Answer with one number only: the count of lines below that hold the word "structured".

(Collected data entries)
BEGIN

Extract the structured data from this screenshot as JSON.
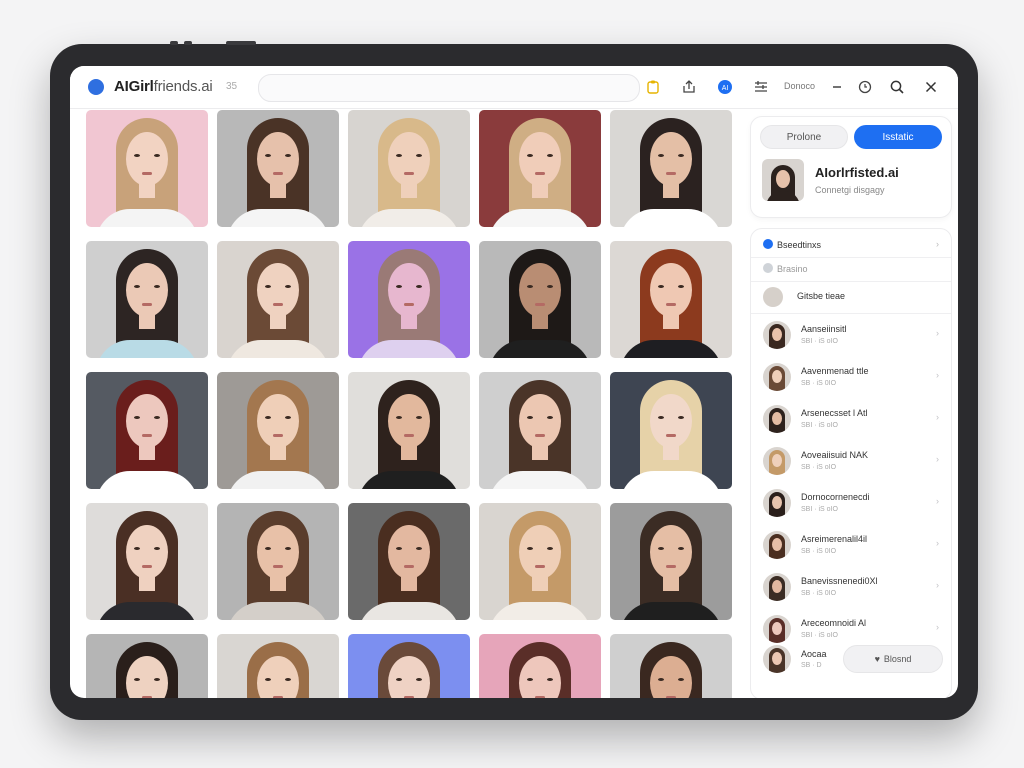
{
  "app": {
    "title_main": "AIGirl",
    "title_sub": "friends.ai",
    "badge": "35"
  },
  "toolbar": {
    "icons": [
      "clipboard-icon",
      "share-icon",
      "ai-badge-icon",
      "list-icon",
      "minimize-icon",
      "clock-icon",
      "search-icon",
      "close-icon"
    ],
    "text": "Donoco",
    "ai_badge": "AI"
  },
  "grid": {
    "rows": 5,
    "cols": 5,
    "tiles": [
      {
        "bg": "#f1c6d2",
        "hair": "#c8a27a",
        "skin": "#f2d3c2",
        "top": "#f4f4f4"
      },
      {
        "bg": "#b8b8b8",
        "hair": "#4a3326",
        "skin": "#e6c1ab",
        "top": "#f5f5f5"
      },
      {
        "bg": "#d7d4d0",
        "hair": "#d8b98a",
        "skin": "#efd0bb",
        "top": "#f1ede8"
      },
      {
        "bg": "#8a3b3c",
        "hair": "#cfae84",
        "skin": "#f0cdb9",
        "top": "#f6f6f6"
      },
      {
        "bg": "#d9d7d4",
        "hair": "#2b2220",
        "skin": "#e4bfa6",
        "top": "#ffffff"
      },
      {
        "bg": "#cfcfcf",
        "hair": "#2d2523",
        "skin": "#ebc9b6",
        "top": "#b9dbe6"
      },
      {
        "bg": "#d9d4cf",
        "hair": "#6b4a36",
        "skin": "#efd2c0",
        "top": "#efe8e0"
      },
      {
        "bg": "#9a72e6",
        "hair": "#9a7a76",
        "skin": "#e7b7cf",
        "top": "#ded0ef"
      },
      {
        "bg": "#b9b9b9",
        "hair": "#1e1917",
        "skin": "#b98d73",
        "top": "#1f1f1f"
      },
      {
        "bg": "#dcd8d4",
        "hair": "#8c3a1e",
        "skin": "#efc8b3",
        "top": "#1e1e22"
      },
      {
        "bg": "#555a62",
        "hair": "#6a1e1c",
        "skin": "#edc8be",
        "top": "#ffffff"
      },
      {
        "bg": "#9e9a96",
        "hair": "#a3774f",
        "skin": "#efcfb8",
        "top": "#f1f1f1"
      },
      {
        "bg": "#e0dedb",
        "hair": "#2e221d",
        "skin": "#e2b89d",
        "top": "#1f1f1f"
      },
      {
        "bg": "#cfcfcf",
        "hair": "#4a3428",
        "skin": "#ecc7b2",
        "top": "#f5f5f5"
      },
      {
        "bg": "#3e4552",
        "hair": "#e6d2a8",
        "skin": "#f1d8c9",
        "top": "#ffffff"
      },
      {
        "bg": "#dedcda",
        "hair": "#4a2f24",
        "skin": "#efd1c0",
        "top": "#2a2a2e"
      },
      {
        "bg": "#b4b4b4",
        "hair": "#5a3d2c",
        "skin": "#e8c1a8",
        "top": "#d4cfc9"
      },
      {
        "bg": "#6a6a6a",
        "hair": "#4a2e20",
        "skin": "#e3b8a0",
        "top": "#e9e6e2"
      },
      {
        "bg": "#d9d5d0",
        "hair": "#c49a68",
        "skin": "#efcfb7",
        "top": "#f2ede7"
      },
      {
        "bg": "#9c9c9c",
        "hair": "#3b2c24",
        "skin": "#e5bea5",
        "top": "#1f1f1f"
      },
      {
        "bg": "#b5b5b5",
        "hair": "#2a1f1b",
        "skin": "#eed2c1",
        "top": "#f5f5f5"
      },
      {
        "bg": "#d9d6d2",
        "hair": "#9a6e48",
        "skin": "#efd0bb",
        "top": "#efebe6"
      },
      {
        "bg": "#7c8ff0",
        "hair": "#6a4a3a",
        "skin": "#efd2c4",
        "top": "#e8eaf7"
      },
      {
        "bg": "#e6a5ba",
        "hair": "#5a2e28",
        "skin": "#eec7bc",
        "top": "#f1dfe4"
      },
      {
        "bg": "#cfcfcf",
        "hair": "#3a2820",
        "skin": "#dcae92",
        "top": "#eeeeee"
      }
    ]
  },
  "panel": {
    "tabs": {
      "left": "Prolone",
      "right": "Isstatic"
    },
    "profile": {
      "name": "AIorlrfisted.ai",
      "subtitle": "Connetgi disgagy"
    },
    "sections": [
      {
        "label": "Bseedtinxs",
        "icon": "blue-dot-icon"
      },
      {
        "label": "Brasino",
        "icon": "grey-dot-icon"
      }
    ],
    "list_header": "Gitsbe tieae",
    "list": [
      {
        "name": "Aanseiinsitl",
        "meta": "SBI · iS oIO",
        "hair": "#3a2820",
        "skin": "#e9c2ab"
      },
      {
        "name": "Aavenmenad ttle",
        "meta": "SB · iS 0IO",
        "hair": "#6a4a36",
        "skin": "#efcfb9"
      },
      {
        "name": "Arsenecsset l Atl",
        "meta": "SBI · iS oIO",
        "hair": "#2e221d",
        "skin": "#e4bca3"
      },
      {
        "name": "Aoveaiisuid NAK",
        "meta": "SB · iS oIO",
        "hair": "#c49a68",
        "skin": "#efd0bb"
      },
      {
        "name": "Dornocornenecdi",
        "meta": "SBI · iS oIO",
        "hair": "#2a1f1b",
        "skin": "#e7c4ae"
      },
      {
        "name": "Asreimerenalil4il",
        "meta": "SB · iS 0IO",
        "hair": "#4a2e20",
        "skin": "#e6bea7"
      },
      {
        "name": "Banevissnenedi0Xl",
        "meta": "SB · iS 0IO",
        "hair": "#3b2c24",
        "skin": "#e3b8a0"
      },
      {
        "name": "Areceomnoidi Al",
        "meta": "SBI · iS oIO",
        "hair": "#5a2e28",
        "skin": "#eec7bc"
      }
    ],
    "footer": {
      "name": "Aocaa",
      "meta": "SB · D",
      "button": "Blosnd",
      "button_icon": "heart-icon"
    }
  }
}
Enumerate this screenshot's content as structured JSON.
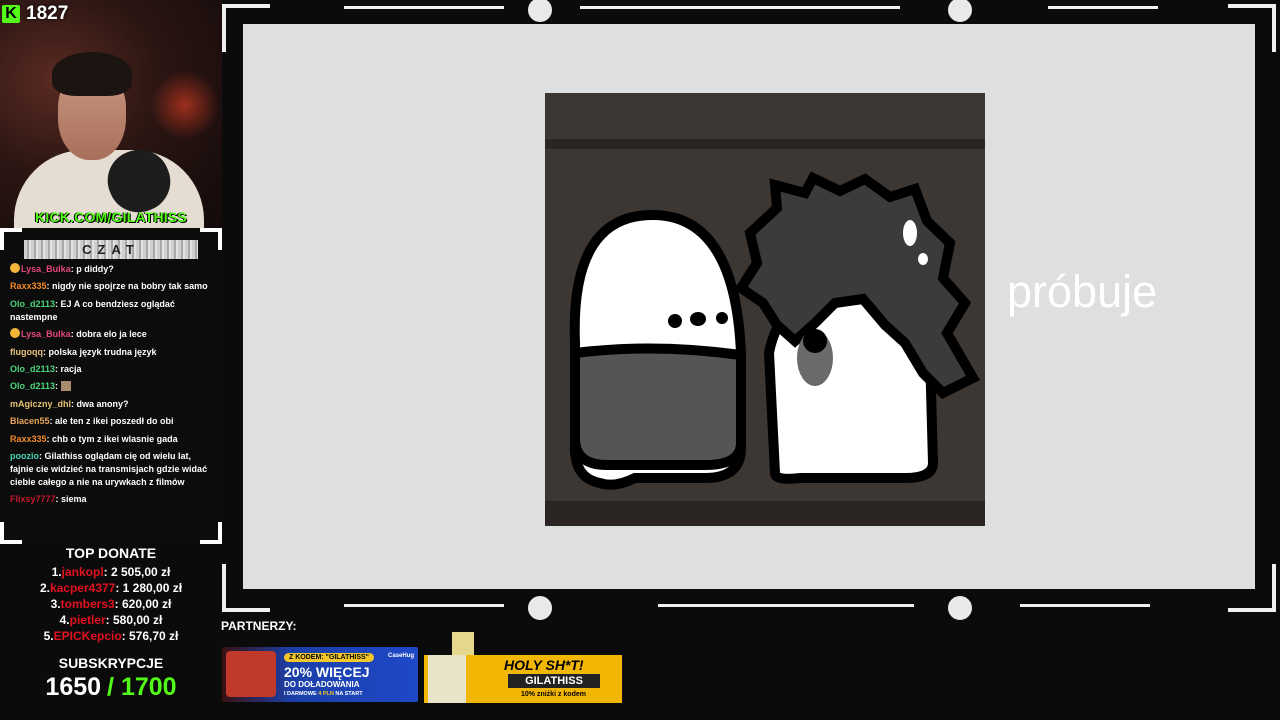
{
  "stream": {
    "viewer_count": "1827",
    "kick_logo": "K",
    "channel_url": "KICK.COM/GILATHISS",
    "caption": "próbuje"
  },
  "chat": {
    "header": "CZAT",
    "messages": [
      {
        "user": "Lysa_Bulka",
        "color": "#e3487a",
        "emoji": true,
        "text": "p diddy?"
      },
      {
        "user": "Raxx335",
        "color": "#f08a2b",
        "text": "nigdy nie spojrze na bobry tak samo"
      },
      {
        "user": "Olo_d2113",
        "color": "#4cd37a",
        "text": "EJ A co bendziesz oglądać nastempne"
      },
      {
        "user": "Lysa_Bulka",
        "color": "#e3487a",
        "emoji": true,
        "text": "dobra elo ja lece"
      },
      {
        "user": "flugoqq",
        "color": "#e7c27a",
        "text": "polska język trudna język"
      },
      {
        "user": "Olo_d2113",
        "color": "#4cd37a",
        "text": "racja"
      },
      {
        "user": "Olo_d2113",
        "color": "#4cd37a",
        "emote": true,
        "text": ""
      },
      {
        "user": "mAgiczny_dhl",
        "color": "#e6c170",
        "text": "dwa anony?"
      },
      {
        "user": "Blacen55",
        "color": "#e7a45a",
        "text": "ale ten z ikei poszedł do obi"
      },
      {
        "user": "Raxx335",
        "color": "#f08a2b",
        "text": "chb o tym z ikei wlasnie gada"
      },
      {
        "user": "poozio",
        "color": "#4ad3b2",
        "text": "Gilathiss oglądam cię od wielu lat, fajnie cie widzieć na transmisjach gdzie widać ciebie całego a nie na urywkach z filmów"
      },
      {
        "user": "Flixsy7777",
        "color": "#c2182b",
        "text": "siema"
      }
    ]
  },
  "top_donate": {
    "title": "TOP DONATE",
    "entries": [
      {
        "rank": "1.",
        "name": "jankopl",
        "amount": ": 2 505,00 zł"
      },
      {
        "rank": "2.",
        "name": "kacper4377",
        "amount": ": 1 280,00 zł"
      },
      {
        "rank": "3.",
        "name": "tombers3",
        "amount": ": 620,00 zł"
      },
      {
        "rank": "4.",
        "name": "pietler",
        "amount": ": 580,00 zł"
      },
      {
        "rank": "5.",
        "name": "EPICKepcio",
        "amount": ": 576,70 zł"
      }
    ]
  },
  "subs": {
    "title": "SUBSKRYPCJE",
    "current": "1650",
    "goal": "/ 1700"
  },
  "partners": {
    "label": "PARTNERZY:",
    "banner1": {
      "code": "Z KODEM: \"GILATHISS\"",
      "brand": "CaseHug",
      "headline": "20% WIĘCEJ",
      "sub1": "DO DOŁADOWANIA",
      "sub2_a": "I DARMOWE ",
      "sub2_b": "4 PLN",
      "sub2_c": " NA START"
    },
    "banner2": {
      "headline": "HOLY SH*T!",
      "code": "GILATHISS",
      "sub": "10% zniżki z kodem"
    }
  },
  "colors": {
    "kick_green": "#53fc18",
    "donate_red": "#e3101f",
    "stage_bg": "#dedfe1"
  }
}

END

• _EXPECTED OUTPUT_
2